3. Strong proclamation must be fearless

Of course we live in a cowardly culture, where many preachers back-peddle and compromise the precious doctrinal realities of Scripture.  We can scarcely recall the days of the Puritans when the doctrines of hell, unconditional election, the sovereignty of God, the ministry of the Holy Spirit, and the lordship of Christ were powerfully proclaimed from their pulpits.  Paul the apostle “did not shrink” from declaring the truth of God’s Word (Acts 20:20).  We should do no less!

4. Strong proclamation must be comprehensive

Strong proclamation must include the whole of Scripture.  We must resist the urge to present bits and pieces:  “For I did not shrink from declaring to you the whole counsel of God” (Acts 20:27).  The only way of proclaiming the Scripture in a comprehensive way is expository preaching.

5. Strong proclamation must lay the foundation for the Christian worldview

Strong proclamation must drive home the reality that Christ is at the center of all things.  The Scripture tells us that Christ is the creator of all things (Col. 1:16), Christ is the sustainer of all things (Col. 1:17), Christ is the Redeemer of sinful men (Col. 1:13-14), and Christ will make all things new (Rev. 21:5).  So faithful Christ-f0llowers have a responsibility to present the Christian worldview which will strengthen believers and challenge the pagan presuppositions of the unbelieving world.

6. Strong proclamation must carry the full weight of biblical authority

Strong proclamation must reprove, rebuke, exhort, and include solid teaching in keeping with 2 Timothy 4:-4.  It must confront worldly ideology (Col. 2:8).  Lloyd-Jones referred to preaching as “logic on fire.”  Therefore, faithful Christians are faced with the challenge of presenting the weighty truths of Scripture with passion and God-centered logic.

7. Strong proclamation must have a sense of urgency

Strong proclamation must be blood-earnest and have a sense of gravitas: “Therefore be alert, remembering that for three years I did not cease night or day to admonish every one with tears” (Acts 20:31, ESV).  Boring preaching should be considered a capital crime.  Woe to the preacher who puts his people asleep.

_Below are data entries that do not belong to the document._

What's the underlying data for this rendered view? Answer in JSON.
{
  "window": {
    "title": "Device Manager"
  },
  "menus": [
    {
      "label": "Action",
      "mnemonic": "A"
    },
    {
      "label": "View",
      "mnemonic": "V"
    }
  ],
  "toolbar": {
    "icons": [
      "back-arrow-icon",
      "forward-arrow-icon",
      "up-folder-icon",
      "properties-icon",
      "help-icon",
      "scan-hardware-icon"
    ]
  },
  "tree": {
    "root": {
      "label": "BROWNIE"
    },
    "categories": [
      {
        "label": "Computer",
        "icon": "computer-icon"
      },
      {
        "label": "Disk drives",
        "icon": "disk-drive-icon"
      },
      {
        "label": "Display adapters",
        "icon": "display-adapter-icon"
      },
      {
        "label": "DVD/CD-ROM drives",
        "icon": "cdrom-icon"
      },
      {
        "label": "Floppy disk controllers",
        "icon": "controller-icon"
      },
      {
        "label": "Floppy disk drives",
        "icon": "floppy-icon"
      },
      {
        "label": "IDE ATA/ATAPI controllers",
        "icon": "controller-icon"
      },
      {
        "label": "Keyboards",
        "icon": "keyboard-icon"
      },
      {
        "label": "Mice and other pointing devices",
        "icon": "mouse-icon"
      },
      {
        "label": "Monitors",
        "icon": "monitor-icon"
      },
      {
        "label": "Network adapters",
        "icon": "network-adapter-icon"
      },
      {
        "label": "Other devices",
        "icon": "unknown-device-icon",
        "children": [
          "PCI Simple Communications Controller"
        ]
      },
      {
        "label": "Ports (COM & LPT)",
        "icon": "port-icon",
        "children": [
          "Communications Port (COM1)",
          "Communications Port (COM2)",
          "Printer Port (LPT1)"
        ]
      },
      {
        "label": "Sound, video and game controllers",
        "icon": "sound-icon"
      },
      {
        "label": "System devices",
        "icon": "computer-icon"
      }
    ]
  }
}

8. Strong proclamation must be intensely theological

Al Mohler rightly says, “As a theologian, the pastor must be known for what he teaches as well as what he knows, affirms, and believes.  The health of the church depends upon pastors who infuse their congregations with deep biblical and theological conviction, and the primary means of this transfer of conviction is the preaching of the Word of God.”  Therefore, theological categories should be taught relentlessly for the building up of the body of Christ.

9. Strong proclamation must make a lasting difference in the hearts and minds of people

Lloyd-Jones writes, “Preaching should make such a difference to a man who is listening that he is never the same again.”  The photo above marks the location in Wartburg where Luther translated the Greek New Testament into the German language.  His tireless work and faithful proclamation made a difference in the lives of the German people, not to mention the continent of Europe.  His strong proclamation made a lasting difference in the hearts and minds of people.

So words, propositions, and proclamation matter.  May the courage and conviction of the “wild boar in the vineyard” captures the hearts and minds of pastors all around the world.  And they proclaim the message of the gospel so the nations might rest and rely on the all-sufficient Savior, the Lord Jesus Christ!